Another type of VLAN attack is a double-tagging(or double-encapsulated) VLAN hopping attack. This type of attack takes advantage of the way that hardware on most switches operates. Most switches perform only one level of 802.1Q de-encapsulation, which allows an attacker to embed a hidden 802.1Q tag inside the frame. This tag allows the frame to be forwarded to a VLAN that the original 802.1Q tag did not specify as shown in Figure 3-29. An important characteristic of the double-encapsulated VLAN hopping attack is that it works even if trunk ports are disabled, because a host typically sends a frame on a segment that is not a trunk link.
Figure 3-29 Double-Tagging Attack
A double-tagging VLAN hopping attack follows three steps:
Step 1. The attacker sends a double-tagged 802.1Q frame to the switch. The outer header has the VLAN tag of the attacker, which is the same as the native VLAN of the trunk port. The assumption is that the switch processes the frame received from the attacker as if it were on a trunk port or a port with a voice VLAN. (A switch should not receive a tagged Ethernet frame on an access port.) For the purposes of this example, assume that the native VLAN is VLAN 10. The inner tag is the victim VLAN; in this case, it is VLAN 20.

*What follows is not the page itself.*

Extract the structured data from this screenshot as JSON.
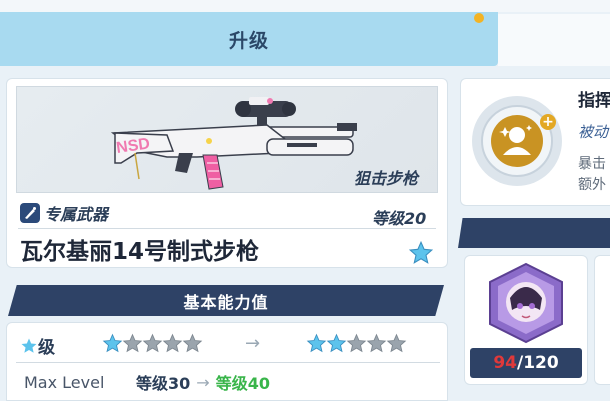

Step 2. The frame arrives on the switch, which looks at the first 4-byte 802.1Q tag. The switch sees that the frame is destined for VLAN 10, which is the native VLAN. The switch forwards the packet out on all VLAN 10 ports after stripping the VLAN 10 tag. On the trunk port, the VLAN 10 tag is stripped, and the packet is not retagged because it is part of the native VLAN. At this point, the VLAN 20 tag is still intact and has not been inspected by the first switch.
Step 3. The second switch looks only at the inner 802.1Q tag that the attacker sent and sees that the frame is destined for VLAN 20, the target VLAN. The second switch sends the frame on to the victim port or floods it, depending on whether there is an existing MAC address table entry for the victim host.
This type of attack is unidirectional and works only when the attacker is connected to a port residing in the same VLAN as the native VLAN of the trunk port. Thwarting this type of attack is not as easy as stopping basic VLAN hopping attacks.
The best approach to mitigating double-tagging attacks is to ensure that the native VLAN of the trunk ports is different from the VLAN of any user ports. In fact, it is considered a security best practice to use a fixed VLAN that is distinct from all user VLANs in the switched network as the native VLAN for all 802.1Q trunks.
PVLAN Edge (18.104.22.168)
Some applications require that no traffic be forwarded at Layer 2 between ports on the same switch so that one neighbor does not see the traffic generated by another neighbor. In such an environment, the use of the Private VLAN (PVLAN) Edge feature, also known as protected ports, ensures that there is no exchange of unicast, broadcast, or multicast traffic between these ports on the switch, as shown in Figure 3-30.
Figure 3-30 PVLAN Edge
The PVLAN Edge feature has the following characteristics:
- A protected port does not forward any traffic (unicast, multicast, or broadcast) to any other port that is also a protected port, except for control traffic. Data traffic cannot be forwarded between protected ports at Layer 2.
- Forwarding behavior between a protected port and a nonprotected port proceeds as usual.
- Protected ports must be manually configured.
To configure the PVLAN Edge feature, enter the switchport protected command in interface configuration mode as shown in the output that follows.
S1(config)# interface g0/1 S1(config-if)# switchport protected S1(config-if)# end S1# show interfaces g0/1 switchport Name: G0/1 Switchport: Enabled Administrative Mode: dynamic auto Operational Mode: down Administrative Trunking Encapsulation: dot1q Negotiation of Trunking: On Access Mode VLAN: 1 (default) Trunking Native Mode VLAN: 1 (default) Administrative Native VLAN tagging: enabled Voice VLAN: none <output omitted>
Protected: trueUnknown unicast blocked: disabled Unknown multicast blocked: disabled Appliance trust: none
To disable protected port, use the no switchport protected interface configuration mode command. To verify the configuration of the PVLAN Edge feature, use the show interfaces interface-id switchport global configuration mode command.